The group has hit two recent milestones. The 2019 campus New Venture Challenge champion, Stride Tech, has connections to DFA. The team was awarded $100,000 for inventing an attachable walker accessory that detects and corrects poor walker use habits while also providing valuable data for healthcare providers.

The project was developed in a mechanical engineering senior design course, but the original idea was generated for a DFA project three years ago for a competition on elder mobility hosted by the national DFA organization, Komarek said.

The other milestone: The CU Boulder DFA group won a $50,000 grant in collaboration with the Rocky Mountain YMCA for a project to improve lifeguard recruitment and retention. This was another competition though the national DFA organization. The local chapter will begin working with the YMCA this fall.

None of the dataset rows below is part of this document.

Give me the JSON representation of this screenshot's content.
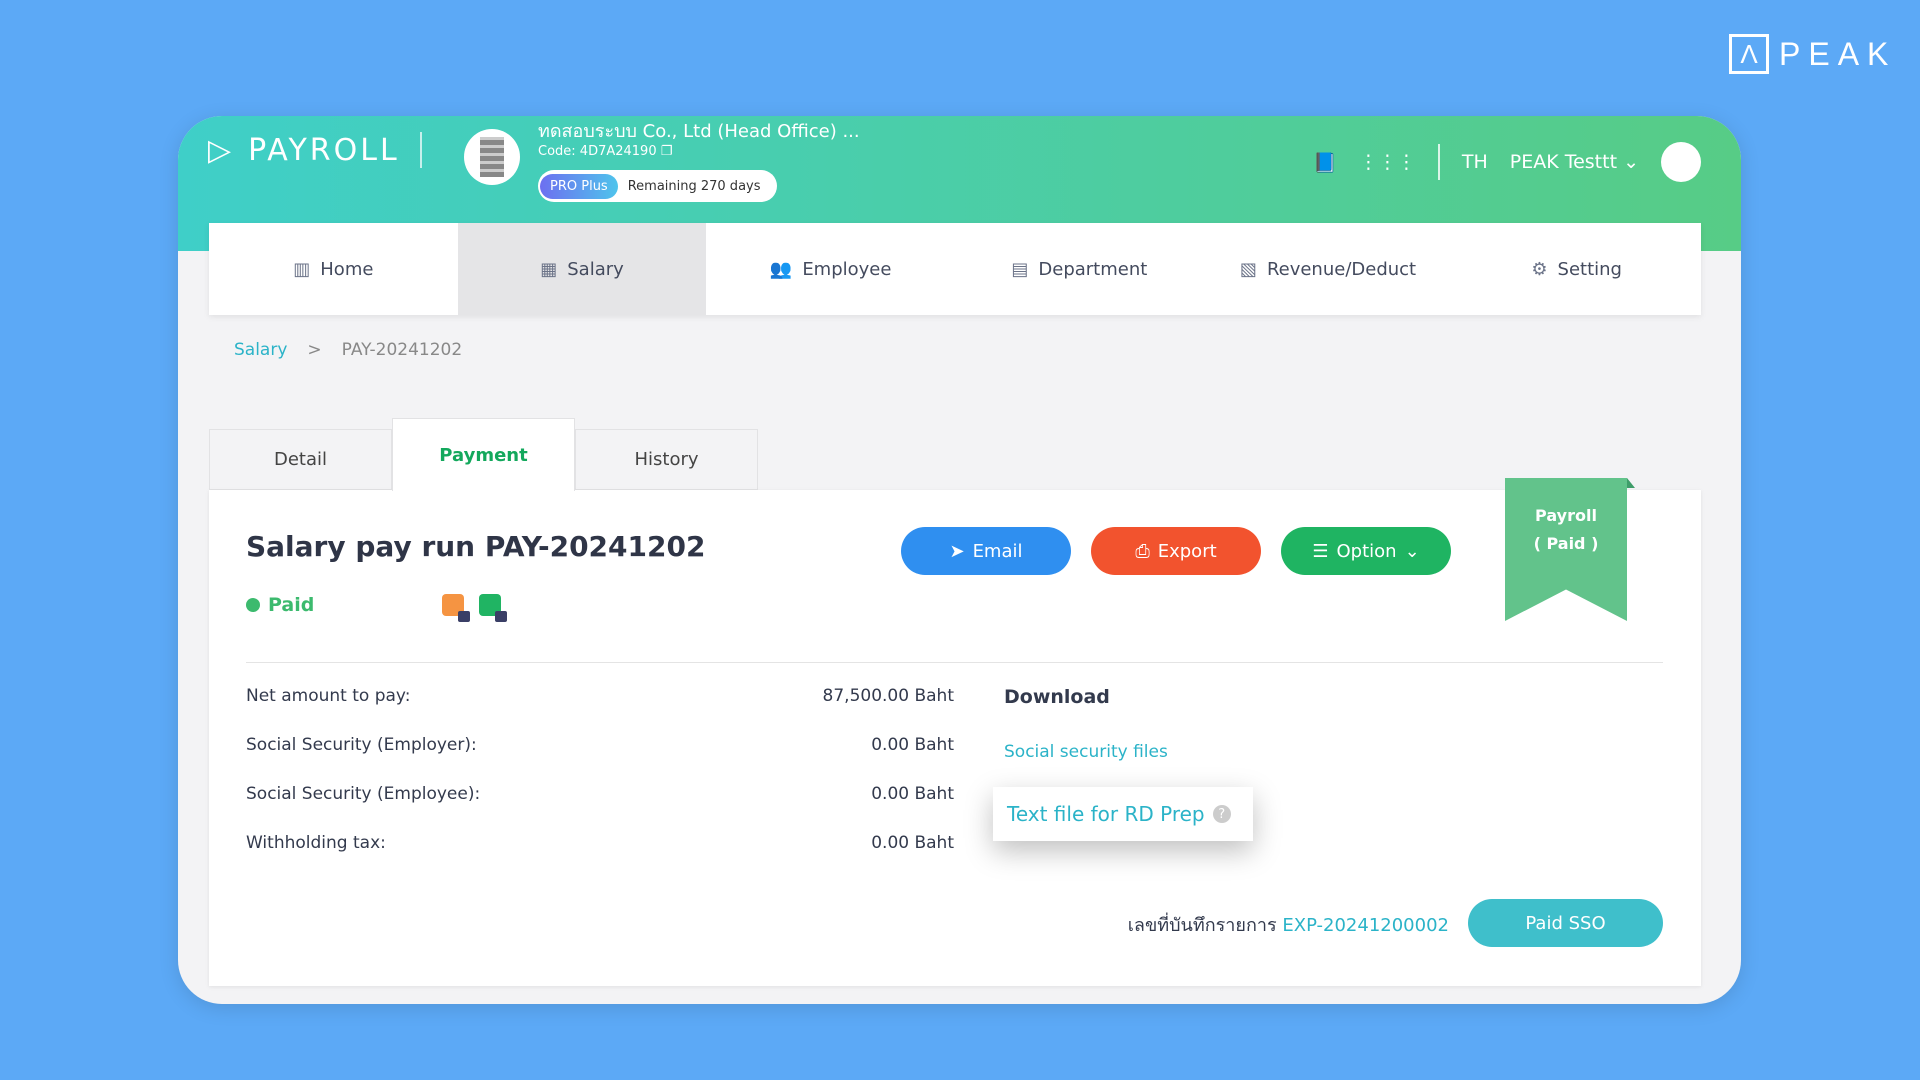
{
  "brand": {
    "logo_text": "PEAK",
    "app_name": "PAYROLL"
  },
  "company": {
    "name": "ทดสอบระบบ Co., Ltd (Head Office) ...",
    "code": "Code: 4D7A24190",
    "plan": "PRO Plus",
    "remaining": "Remaining 270 days"
  },
  "header": {
    "language": "TH",
    "user": "PEAK Testtt"
  },
  "nav": [
    {
      "label": "Home",
      "icon": "chart-icon"
    },
    {
      "label": "Salary",
      "icon": "calculator-icon",
      "active": true
    },
    {
      "label": "Employee",
      "icon": "users-icon"
    },
    {
      "label": "Department",
      "icon": "id-card-icon"
    },
    {
      "label": "Revenue/Deduct",
      "icon": "ledger-icon"
    },
    {
      "label": "Setting",
      "icon": "gear-icon"
    }
  ],
  "breadcrumb": {
    "root": "Salary",
    "sep": ">",
    "current": "PAY-20241202"
  },
  "tabs": [
    {
      "label": "Detail"
    },
    {
      "label": "Payment",
      "active": true
    },
    {
      "label": "History"
    }
  ],
  "payrun": {
    "title": "Salary pay run PAY-20241202",
    "status": "Paid",
    "ribbon_line1": "Payroll",
    "ribbon_line2": "( Paid )"
  },
  "actions": {
    "email": "Email",
    "export": "Export",
    "option": "Option"
  },
  "summary": [
    {
      "label": "Net amount to pay:",
      "value": "87,500.00 Baht"
    },
    {
      "label": "Social Security (Employer):",
      "value": "0.00 Baht"
    },
    {
      "label": "Social Security (Employee):",
      "value": "0.00 Baht"
    },
    {
      "label": "Withholding tax:",
      "value": "0.00 Baht"
    }
  ],
  "download": {
    "title": "Download",
    "social_security": "Social security files",
    "rd_prep": "Text file for RD Prep",
    "help": "?"
  },
  "footer": {
    "ref_label": "เลขที่บันทึกรายการ",
    "ref_value": "EXP-20241200002",
    "paid_sso": "Paid SSO"
  },
  "colors": {
    "email": "#2f8ff0",
    "export": "#f2532e",
    "option": "#1fb462",
    "accent": "#2bb3c8",
    "paid": "#3cba6e"
  }
}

“Students from any discipline are encouraged to join DFA,” LaMee said. “It attracts people who are flexible, out-of-the-box thinkers who like to solve problems.”

For more information, visit the DFA website